**WHAT THE TASK REQUIRES**
Only the lines holding "title" are wanted; find them in the listing and return each one.

(DATA PROVIDED)

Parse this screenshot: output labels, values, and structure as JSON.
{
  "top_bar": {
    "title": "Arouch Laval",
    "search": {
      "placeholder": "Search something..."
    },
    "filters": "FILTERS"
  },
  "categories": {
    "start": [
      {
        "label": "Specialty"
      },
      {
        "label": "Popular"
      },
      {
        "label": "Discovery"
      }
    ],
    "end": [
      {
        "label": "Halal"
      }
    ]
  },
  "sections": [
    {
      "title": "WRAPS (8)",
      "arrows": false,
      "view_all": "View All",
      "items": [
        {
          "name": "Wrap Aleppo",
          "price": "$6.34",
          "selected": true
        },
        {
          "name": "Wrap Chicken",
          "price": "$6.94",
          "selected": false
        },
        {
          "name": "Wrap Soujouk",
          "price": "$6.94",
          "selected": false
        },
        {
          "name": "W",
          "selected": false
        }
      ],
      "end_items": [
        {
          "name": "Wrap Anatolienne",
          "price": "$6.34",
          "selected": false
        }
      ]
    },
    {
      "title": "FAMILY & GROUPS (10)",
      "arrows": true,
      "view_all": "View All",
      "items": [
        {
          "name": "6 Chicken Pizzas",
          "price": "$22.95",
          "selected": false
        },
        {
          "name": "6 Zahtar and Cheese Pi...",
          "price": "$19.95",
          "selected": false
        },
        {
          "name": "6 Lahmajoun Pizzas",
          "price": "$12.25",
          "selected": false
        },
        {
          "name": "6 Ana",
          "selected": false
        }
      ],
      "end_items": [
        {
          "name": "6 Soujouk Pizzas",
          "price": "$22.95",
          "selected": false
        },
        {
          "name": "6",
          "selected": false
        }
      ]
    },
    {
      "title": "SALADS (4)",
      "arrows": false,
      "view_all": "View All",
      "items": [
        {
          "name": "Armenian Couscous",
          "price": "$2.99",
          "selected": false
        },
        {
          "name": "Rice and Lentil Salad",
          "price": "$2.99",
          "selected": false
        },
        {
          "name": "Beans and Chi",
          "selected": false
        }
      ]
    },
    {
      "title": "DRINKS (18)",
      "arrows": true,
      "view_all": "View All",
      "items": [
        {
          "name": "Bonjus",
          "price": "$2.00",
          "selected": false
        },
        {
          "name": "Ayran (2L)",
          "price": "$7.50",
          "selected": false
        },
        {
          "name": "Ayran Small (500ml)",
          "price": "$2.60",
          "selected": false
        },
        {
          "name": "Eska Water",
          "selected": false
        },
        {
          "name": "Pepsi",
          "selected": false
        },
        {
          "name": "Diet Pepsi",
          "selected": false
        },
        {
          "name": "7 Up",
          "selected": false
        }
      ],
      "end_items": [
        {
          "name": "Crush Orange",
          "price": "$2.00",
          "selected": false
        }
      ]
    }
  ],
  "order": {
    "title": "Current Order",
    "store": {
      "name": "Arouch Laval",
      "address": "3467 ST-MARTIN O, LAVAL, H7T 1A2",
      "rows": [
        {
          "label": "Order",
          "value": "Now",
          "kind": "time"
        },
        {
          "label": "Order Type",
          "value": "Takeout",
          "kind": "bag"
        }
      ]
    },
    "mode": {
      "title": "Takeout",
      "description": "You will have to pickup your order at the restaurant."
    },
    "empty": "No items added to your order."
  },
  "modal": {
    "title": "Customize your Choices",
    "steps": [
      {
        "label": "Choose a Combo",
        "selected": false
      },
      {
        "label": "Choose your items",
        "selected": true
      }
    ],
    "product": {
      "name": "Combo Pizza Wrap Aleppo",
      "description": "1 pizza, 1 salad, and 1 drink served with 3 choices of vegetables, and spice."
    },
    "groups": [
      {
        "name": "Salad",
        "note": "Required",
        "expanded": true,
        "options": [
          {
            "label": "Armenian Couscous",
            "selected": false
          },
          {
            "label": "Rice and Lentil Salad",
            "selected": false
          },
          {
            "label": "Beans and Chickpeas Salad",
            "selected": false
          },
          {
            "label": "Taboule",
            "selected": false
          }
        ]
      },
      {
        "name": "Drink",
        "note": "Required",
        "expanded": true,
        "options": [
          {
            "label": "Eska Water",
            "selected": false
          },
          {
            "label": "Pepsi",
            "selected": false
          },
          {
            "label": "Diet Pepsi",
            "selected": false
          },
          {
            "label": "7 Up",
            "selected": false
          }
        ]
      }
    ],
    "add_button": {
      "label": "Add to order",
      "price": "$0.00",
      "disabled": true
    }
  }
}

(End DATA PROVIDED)

**ANSWER TO THE EXERCISE**
    "title": "Arouch Laval",
      "title": "WRAPS (8)",
      "title": "FAMILY & GROUPS (10)",
      "title": "SALADS (4)",
      "title": "DRINKS (18)",
    "title": "Current Order",
      "title": "Takeout",
    "title": "Customize your Choices",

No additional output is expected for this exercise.